WHAT YOU WILL DO ::
Work out how many lines in the data below include "value", then reply with that number only.

Element data from apps and pages ::
===

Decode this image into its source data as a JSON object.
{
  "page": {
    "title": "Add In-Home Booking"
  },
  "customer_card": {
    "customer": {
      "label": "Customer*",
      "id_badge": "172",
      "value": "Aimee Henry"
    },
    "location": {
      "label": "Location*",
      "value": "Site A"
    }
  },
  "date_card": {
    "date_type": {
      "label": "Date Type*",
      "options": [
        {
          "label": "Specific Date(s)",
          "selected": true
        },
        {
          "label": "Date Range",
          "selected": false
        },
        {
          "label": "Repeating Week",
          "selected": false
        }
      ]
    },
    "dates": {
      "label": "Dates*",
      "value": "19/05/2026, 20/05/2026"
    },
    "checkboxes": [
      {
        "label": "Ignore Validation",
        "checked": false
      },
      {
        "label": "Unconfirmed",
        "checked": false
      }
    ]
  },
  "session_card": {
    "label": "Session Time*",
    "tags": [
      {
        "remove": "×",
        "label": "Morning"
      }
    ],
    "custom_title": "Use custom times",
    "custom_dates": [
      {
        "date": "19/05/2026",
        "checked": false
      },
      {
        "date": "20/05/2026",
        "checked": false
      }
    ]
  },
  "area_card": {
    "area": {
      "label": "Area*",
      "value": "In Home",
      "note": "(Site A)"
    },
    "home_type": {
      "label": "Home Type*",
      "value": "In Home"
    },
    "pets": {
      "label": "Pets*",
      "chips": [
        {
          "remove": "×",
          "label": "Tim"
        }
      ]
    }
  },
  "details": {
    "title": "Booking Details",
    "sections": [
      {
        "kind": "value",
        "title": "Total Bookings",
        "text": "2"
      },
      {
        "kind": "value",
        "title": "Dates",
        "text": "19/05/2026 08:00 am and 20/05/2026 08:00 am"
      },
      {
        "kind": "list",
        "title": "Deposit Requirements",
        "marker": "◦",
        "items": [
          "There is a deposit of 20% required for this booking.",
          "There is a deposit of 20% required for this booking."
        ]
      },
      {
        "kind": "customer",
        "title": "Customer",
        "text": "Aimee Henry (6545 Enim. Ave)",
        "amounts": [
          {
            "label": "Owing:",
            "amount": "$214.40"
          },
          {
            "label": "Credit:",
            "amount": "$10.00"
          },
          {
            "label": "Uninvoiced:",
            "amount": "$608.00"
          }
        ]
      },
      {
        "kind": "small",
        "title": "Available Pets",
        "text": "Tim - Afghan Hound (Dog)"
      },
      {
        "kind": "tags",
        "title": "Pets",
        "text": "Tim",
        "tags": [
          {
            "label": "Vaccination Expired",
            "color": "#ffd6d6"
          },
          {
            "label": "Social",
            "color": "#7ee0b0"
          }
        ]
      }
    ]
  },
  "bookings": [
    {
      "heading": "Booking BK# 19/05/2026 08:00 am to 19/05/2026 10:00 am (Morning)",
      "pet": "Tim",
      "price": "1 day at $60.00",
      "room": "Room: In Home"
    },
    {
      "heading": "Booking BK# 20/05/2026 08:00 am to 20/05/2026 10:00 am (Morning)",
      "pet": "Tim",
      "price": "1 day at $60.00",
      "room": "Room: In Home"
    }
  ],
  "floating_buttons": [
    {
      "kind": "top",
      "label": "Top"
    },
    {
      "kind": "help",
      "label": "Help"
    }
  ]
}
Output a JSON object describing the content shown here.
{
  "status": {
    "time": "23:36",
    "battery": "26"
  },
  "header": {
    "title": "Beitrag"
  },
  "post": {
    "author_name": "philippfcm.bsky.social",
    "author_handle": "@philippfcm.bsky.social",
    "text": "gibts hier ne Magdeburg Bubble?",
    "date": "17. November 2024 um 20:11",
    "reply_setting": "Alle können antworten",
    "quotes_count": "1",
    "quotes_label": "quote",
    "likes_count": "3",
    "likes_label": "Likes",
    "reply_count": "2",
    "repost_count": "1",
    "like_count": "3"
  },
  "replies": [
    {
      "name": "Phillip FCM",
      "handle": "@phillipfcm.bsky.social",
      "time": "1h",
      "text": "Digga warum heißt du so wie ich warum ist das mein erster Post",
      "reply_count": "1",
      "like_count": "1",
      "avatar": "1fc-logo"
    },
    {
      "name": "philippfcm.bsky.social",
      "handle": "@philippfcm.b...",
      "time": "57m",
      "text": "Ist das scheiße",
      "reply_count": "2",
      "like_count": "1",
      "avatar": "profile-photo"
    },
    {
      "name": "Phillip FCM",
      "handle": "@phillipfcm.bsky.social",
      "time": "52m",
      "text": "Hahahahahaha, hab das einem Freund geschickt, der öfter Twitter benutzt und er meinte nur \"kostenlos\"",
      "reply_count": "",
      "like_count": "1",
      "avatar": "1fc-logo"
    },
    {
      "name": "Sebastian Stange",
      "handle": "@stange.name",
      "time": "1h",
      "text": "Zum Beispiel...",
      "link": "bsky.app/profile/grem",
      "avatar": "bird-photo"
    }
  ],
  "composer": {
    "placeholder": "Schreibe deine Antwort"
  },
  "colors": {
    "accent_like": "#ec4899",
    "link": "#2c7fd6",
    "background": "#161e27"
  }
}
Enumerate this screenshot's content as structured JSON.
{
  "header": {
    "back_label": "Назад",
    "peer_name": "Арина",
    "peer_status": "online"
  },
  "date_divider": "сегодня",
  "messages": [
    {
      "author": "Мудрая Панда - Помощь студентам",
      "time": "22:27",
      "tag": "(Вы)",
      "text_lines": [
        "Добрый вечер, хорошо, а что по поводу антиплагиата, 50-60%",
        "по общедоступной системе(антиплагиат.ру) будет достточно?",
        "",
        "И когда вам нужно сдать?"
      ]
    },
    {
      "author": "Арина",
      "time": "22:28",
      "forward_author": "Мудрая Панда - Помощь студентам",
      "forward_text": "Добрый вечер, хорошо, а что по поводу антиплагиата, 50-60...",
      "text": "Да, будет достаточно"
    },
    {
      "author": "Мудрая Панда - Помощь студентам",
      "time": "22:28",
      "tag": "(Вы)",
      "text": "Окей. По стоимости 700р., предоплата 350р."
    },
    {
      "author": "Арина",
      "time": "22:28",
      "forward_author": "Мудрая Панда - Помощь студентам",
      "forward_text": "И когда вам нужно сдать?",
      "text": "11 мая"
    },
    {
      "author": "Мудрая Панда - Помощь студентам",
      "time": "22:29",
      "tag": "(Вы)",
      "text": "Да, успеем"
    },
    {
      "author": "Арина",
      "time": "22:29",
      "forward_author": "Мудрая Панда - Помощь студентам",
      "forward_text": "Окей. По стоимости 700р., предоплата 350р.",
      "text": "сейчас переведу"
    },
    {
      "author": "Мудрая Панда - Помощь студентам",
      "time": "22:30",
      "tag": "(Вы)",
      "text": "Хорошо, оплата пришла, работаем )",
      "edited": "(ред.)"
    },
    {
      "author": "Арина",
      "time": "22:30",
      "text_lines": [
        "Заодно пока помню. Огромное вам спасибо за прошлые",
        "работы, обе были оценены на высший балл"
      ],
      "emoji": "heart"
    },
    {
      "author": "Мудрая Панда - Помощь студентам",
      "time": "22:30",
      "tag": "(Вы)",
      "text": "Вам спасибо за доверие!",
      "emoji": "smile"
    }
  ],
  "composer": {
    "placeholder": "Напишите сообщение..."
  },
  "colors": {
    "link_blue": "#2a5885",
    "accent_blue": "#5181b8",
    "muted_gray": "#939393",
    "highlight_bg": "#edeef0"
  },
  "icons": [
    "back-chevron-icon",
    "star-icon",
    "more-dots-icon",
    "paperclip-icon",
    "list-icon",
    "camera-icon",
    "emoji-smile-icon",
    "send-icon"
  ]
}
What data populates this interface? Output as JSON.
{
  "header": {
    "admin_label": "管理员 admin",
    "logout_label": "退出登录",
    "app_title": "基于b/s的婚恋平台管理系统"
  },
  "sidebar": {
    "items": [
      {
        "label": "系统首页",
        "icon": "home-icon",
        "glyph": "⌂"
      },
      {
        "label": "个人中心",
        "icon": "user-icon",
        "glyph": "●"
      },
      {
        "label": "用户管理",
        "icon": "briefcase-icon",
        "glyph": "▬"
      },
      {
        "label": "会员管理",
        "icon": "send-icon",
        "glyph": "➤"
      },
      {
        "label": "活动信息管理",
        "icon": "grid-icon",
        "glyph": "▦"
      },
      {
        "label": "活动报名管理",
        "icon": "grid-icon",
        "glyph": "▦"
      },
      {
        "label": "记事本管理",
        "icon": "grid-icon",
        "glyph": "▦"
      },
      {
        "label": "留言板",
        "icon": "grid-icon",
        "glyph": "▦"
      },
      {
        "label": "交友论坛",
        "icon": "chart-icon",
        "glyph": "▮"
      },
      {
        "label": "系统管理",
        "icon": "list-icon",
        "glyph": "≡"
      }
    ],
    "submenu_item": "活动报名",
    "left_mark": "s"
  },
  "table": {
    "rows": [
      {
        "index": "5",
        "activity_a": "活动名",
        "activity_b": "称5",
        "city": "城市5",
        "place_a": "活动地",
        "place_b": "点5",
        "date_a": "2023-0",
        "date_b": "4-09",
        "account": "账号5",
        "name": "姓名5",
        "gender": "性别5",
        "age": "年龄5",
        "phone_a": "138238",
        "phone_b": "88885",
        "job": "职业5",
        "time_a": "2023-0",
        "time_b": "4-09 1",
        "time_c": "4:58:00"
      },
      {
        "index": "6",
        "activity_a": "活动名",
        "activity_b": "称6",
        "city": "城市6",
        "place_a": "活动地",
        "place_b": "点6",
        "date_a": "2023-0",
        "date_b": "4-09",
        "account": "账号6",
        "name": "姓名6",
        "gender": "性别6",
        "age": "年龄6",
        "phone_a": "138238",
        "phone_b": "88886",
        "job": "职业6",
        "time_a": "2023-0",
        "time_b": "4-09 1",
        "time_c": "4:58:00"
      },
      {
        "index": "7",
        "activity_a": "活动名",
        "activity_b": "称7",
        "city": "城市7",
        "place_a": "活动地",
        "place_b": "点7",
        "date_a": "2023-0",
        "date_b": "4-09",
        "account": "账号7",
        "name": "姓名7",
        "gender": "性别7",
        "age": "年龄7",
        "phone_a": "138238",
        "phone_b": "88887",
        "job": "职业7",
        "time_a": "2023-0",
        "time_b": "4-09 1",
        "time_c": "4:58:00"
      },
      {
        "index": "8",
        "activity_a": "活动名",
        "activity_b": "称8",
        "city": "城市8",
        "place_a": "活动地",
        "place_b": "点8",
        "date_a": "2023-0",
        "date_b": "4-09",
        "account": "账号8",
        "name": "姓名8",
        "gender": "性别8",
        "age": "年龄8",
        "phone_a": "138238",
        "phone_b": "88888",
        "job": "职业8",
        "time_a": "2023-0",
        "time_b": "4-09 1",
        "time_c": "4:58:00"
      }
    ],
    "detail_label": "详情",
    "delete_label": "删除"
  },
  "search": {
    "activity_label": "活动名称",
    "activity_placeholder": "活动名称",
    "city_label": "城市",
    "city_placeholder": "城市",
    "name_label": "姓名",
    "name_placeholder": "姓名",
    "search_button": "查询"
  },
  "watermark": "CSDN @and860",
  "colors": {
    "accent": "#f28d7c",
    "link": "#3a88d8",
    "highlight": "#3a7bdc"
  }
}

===

OUTPUT OF THE TASK ::
7